However, the rules could be averaged over a month’s time. So theoretically, a resident could be required to work a 100-hour week and then get time off at the end of the month.
The Hopkins citation may indicate the council is taking a more strict interpretation of its regulations. The hospital now has the option of appealing the council’s decision or submitting a new accreditation application.
AMA to provide ethics alerts’ to MDs
Got an ethics question? If you have a handheld personal digital assistant (PDA) and subscribe to content via the ePocrates Rx on-line service, you can receive free "ethics alerts" from the American Medical Association (AMA).
The AMA announced Sept. 8 that it would provide the alerts to physicians via the ePocrates’ DocAlert messaging system for PDAs.
According to the AMA, the alerts are intended to increase understanding of the AMA’s Code of Medical Ethics, and thus provide physicians with practical guidance on dealing with ethical challenges in medical practice.
The AMA’s Ethics Standards Division will create the content for bimonthly ethics messages, which ePocrates Rx users will receive when they "hotsync" their handheld devices. The concise alerts, which can be stored for future reference, will provide links to in-depth coverage of current issues in ethics featured on the AMA web site.
The content of each alert will be written by medical and ethics professionals in the AMA’s Professional Standards Group.
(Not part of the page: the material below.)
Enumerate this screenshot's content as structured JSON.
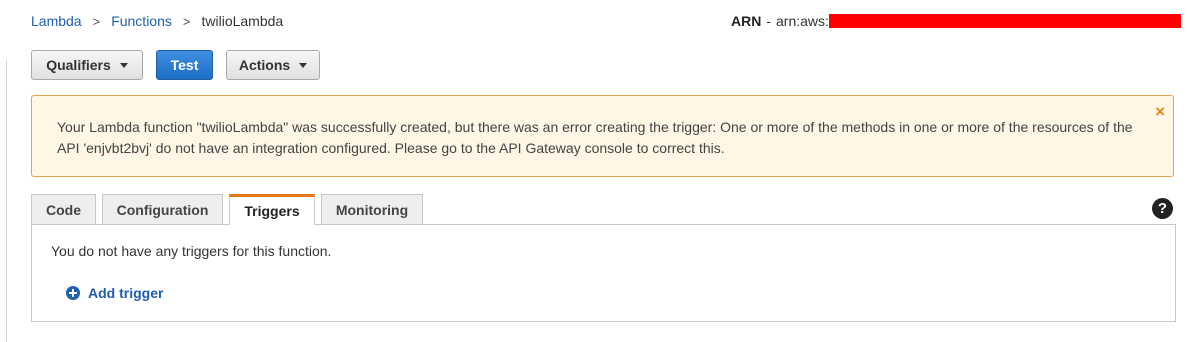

"Practicing physicians frequently face ethical challenges," said AMA President Donald J. Palmisano, MD, JD, in a statement announcing the program. "We believe that having information at hand from the Code of Medical Ethics will help inform physicians and support them in their decisions."